The cartoon shows Google CEO Eric Schmidt giving children free ice cream, body-scanning them, and divulging their parents’ secrets. Consumer Watchdog hopes the video will inspire viewers to pressure Congress to make a ‘Do Not Track Me’ list, similar to the existing ‘Do Not Call List.’
“We’re satirizing Schmidt in the most highly-trafficked public square in the nation to make the public aware of how out of touch Schmidt and Google are when it comes to our privacy rights…. America needs a ‘Do Not Track Me’ list and Google is Exhibit A in the case for it.”
Questioning Google’s views on privacy, the group cites a statement from Schmidt where he said that children hoping to avoid their internet past might change their names, and an earlier Schmidt interview, where he said:
“If you have something that you don’t want anyone to know, maybe you shouldn’t be doing it in the first place.”
For an interesting look on privacy and the internet, check our DISCOVER’s special 30th anniversary issue this October, in which MIT internet and society expert Sherry Turkle questions where we are headed in the next 30 years.
Discoblog: Beware! Prolonged Internet Use May Cause Psychotic Episodes
Discoblog: And the Survey Says: Google Is Not Making You Stupid8

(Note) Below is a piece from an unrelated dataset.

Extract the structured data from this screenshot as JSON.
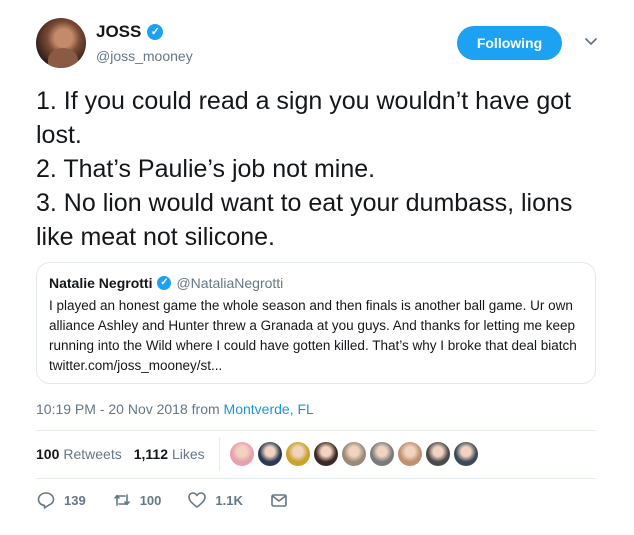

0beats: Opinions: What Google and Verizon’s Plan for Net Neutrality Means
80beats: China Bans Electroshock Therapy For “Internet Addiction”
80beats: Have You Consumed Your 34-Gigabytes of Information Today